*Items from an interface collection*.
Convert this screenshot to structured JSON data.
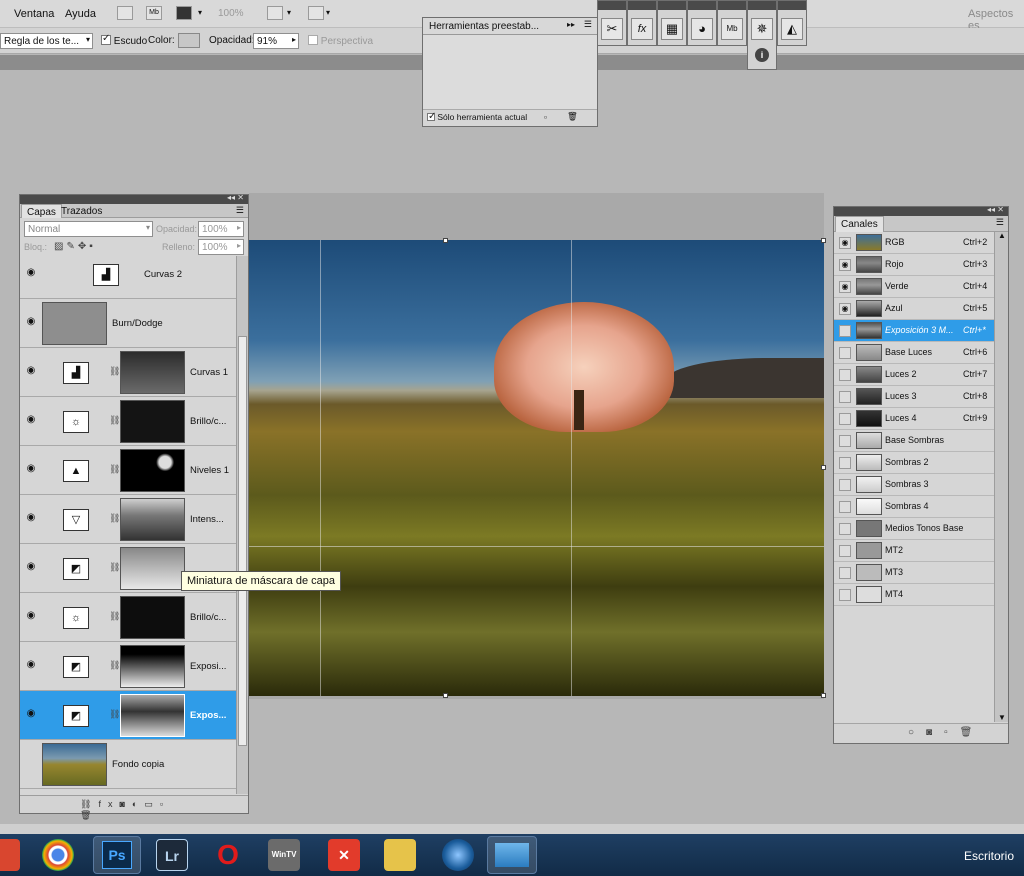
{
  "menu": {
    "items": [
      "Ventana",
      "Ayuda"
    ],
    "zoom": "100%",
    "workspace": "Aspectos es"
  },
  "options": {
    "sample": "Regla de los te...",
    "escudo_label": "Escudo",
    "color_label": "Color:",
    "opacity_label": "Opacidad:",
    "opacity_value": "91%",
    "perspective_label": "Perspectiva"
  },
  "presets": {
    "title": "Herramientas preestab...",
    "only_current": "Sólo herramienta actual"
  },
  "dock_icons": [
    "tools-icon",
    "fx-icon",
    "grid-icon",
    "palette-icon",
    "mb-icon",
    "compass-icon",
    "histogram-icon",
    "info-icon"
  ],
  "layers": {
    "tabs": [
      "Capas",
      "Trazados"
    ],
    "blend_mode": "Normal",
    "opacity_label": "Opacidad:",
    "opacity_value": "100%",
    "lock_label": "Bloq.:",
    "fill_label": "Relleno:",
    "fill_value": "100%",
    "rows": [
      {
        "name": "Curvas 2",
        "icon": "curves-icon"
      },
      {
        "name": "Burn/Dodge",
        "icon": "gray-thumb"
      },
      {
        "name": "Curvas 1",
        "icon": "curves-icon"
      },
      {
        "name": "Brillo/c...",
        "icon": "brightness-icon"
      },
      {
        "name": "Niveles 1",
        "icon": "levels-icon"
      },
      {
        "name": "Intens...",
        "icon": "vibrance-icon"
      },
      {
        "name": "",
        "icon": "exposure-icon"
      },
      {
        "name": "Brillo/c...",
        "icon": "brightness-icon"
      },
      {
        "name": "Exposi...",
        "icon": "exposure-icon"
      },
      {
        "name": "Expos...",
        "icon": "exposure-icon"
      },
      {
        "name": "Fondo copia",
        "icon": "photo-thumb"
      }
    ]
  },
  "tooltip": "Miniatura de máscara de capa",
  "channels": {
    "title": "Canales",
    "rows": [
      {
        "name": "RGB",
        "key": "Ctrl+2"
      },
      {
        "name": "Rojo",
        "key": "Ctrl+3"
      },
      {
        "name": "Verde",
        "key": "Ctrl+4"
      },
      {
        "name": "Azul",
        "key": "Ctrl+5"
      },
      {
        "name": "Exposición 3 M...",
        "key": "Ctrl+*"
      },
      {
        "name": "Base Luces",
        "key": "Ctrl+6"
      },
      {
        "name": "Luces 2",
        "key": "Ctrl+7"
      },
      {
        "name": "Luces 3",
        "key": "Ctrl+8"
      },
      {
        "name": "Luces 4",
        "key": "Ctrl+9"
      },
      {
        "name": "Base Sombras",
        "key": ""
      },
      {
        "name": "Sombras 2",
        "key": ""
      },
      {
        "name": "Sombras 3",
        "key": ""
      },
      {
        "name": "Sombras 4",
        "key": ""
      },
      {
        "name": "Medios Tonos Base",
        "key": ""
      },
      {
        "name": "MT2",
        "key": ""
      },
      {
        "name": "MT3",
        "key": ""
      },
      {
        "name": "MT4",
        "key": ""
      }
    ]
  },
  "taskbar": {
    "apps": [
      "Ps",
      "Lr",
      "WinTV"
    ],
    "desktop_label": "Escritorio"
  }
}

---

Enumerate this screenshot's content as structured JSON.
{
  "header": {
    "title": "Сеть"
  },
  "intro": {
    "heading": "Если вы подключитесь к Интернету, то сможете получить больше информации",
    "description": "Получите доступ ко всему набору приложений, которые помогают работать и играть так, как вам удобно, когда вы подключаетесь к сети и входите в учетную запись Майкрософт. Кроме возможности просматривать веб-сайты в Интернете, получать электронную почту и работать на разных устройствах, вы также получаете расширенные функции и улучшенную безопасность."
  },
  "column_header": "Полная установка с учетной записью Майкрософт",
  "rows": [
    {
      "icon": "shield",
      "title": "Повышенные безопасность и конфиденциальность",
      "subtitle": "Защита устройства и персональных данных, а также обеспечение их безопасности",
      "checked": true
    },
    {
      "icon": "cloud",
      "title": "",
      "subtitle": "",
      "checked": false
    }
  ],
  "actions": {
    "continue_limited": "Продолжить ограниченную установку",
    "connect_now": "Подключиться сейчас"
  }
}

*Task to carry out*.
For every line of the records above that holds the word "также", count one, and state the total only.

*Answer area*.
2